*Source material:*
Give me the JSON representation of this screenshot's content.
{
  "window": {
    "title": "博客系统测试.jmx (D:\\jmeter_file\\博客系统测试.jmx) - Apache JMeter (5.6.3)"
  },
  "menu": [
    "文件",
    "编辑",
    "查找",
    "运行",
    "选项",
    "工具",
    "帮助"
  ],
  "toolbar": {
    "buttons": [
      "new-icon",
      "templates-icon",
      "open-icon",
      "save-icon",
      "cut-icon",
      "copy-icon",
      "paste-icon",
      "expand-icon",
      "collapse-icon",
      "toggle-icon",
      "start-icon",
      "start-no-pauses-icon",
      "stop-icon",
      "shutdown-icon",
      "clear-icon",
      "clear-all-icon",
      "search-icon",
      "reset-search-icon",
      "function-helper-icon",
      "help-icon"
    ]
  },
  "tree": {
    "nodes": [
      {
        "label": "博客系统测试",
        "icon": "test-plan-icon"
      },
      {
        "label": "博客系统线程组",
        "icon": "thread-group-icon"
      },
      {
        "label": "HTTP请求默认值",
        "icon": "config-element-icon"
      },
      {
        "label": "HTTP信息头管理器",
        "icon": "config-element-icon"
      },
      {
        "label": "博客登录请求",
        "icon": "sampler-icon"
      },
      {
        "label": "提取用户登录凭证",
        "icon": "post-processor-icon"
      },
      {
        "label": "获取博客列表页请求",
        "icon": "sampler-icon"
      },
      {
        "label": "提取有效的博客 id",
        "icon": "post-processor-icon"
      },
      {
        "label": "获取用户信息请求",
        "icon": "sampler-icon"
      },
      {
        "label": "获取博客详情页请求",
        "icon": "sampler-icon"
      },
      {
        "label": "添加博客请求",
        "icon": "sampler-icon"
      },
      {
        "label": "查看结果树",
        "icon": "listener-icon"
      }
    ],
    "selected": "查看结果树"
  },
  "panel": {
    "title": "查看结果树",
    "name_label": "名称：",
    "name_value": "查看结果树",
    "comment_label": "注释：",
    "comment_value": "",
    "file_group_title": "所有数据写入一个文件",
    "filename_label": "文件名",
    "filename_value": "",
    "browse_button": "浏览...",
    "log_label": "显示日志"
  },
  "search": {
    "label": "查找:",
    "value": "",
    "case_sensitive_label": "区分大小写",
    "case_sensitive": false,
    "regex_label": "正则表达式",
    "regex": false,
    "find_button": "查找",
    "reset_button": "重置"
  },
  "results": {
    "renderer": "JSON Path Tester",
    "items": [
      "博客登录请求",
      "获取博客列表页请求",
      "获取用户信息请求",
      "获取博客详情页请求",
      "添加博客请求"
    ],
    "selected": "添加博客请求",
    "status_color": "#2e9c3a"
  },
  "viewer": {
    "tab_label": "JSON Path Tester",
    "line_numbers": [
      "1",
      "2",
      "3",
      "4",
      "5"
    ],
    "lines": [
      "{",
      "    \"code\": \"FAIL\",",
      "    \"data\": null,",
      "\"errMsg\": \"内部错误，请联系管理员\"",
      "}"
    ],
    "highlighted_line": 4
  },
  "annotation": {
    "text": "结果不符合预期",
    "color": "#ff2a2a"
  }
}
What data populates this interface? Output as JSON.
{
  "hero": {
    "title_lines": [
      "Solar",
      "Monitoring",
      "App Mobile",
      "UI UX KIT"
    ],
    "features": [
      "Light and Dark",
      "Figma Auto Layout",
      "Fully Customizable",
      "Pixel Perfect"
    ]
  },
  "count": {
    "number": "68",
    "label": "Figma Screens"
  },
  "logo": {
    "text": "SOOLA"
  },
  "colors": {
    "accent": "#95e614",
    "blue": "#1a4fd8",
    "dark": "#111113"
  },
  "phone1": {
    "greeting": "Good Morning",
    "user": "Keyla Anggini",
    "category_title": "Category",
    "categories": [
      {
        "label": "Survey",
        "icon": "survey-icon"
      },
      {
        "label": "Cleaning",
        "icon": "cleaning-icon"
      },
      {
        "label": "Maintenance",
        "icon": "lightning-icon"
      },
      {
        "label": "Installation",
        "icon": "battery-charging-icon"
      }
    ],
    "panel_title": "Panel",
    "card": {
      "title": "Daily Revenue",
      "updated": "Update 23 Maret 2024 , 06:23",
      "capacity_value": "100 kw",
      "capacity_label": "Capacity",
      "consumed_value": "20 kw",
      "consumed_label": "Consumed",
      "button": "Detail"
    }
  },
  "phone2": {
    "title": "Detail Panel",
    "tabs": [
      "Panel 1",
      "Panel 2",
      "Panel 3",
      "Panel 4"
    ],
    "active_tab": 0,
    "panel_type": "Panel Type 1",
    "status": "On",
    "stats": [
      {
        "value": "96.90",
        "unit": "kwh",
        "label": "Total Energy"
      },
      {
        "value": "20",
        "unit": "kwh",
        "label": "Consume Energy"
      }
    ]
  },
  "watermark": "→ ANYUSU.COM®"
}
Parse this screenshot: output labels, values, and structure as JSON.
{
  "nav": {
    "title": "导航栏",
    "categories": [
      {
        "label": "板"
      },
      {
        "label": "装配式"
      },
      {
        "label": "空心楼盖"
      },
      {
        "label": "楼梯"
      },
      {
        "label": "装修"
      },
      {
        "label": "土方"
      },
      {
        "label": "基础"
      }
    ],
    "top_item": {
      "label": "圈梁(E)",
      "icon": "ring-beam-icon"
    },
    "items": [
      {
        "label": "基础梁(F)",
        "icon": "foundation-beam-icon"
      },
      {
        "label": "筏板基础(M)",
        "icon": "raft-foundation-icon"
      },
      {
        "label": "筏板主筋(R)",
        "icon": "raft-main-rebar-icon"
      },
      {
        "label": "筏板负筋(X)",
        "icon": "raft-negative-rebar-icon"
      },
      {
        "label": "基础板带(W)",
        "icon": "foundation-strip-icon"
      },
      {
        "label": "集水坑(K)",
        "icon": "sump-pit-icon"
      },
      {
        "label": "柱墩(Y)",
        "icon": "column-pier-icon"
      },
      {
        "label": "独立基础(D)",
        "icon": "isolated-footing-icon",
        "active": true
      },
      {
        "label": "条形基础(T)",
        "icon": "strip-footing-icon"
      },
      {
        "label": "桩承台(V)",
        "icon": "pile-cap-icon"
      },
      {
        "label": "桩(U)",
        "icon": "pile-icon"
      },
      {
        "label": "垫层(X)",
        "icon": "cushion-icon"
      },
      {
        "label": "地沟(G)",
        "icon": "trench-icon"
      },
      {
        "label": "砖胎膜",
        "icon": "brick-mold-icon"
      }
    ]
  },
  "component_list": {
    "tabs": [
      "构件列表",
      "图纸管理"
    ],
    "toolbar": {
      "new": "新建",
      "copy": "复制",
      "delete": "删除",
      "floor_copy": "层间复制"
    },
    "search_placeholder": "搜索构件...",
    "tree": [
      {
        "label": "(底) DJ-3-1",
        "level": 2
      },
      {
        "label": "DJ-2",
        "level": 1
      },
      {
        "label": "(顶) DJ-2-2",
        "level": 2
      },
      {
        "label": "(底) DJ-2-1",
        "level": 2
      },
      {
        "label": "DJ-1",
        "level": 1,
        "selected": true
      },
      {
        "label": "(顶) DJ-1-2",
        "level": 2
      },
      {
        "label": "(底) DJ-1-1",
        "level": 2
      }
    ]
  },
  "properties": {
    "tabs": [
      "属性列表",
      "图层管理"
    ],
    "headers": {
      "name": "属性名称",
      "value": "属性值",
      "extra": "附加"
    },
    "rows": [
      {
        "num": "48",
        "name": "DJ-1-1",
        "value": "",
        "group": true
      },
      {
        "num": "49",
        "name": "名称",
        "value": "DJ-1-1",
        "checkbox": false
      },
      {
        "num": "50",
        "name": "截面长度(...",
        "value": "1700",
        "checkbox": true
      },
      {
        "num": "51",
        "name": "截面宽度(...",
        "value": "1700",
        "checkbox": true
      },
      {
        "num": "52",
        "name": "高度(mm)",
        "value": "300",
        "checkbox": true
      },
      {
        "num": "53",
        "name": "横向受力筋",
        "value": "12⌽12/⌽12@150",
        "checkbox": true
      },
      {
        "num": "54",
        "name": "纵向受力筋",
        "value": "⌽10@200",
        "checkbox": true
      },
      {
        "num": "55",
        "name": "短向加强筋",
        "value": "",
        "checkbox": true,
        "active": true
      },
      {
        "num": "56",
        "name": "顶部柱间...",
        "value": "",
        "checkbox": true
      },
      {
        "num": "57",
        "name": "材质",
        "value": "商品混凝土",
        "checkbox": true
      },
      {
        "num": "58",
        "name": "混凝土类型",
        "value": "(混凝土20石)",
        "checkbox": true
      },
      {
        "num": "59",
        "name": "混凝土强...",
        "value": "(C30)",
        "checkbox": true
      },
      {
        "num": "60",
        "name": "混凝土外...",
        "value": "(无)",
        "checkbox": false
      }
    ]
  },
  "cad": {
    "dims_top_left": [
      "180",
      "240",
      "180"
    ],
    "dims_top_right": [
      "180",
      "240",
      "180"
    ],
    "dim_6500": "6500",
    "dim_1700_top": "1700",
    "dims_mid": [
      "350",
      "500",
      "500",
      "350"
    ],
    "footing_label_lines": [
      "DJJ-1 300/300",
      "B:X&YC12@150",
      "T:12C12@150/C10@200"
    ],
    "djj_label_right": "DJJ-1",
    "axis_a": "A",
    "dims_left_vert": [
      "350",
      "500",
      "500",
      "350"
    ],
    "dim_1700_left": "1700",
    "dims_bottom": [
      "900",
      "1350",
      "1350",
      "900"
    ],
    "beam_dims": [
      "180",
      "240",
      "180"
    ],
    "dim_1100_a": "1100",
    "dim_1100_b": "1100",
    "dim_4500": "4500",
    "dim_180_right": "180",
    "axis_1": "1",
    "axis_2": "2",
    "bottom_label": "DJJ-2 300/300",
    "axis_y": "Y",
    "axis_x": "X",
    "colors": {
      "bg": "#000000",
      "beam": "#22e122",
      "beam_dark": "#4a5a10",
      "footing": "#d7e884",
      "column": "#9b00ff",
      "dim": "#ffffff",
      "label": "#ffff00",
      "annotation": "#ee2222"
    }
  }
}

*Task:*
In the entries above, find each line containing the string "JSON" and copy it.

*Task solution:*
Give me the JSON representation of this screenshot's content.
    "renderer": "JSON Path Tester",
    "tab_label": "JSON Path Tester",
What data populates this interface? Output as JSON.
Parse this screenshot: output labels, values, and structure as JSON.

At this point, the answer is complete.